--- YOUR GOAL ---
Scan the records for "icon" and copy each line that contains it.
[Start of Attachment]
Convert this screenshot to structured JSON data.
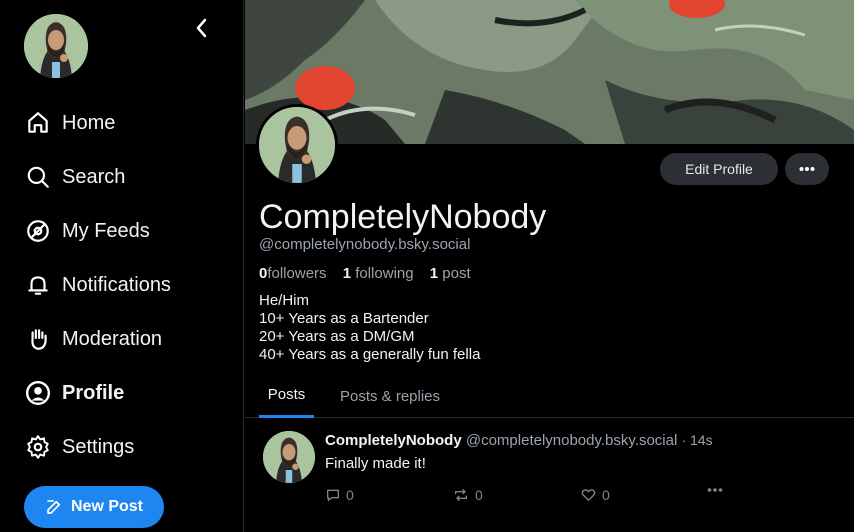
{
  "sidebar": {
    "items": [
      {
        "label": "Home",
        "icon": "home-icon"
      },
      {
        "label": "Search",
        "icon": "search-icon"
      },
      {
        "label": "My Feeds",
        "icon": "feeds-icon"
      },
      {
        "label": "Notifications",
        "icon": "bell-icon"
      },
      {
        "label": "Moderation",
        "icon": "hand-icon"
      },
      {
        "label": "Profile",
        "icon": "user-icon"
      },
      {
        "label": "Settings",
        "icon": "gear-icon"
      }
    ],
    "active": "Profile",
    "new_post_label": "New Post"
  },
  "profile": {
    "display_name": "CompletelyNobody",
    "handle": "@completelynobody.bsky.social",
    "followers_count": "0",
    "followers_label": "followers",
    "following_count": "1",
    "following_label": "following",
    "posts_count": "1",
    "posts_label": "post",
    "bio": [
      "He/Him",
      "10+ Years as a Bartender",
      "20+ Years as a DM/GM",
      "40+ Years as a generally fun fella"
    ],
    "edit_label": "Edit Profile"
  },
  "tabs": [
    {
      "label": "Posts",
      "active": true
    },
    {
      "label": "Posts & replies",
      "active": false
    }
  ],
  "post": {
    "author": "CompletelyNobody",
    "handle": "@completelynobody.bsky.social",
    "time": "· 14s",
    "text": "Finally made it!",
    "reply_count": "0",
    "repost_count": "0",
    "like_count": "0"
  },
  "colors": {
    "accent": "#1d86f0",
    "background": "#000000",
    "muted_text": "#9aa4ae",
    "button_bg": "#2c2f33"
  }
}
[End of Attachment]
--- ANSWER TO THE PROBLEM ---
        "icon": "home-icon"
        "icon": "search-icon"
        "icon": "feeds-icon"
        "icon": "bell-icon"
        "icon": "hand-icon"
        "icon": "user-icon"
        "icon": "gear-icon"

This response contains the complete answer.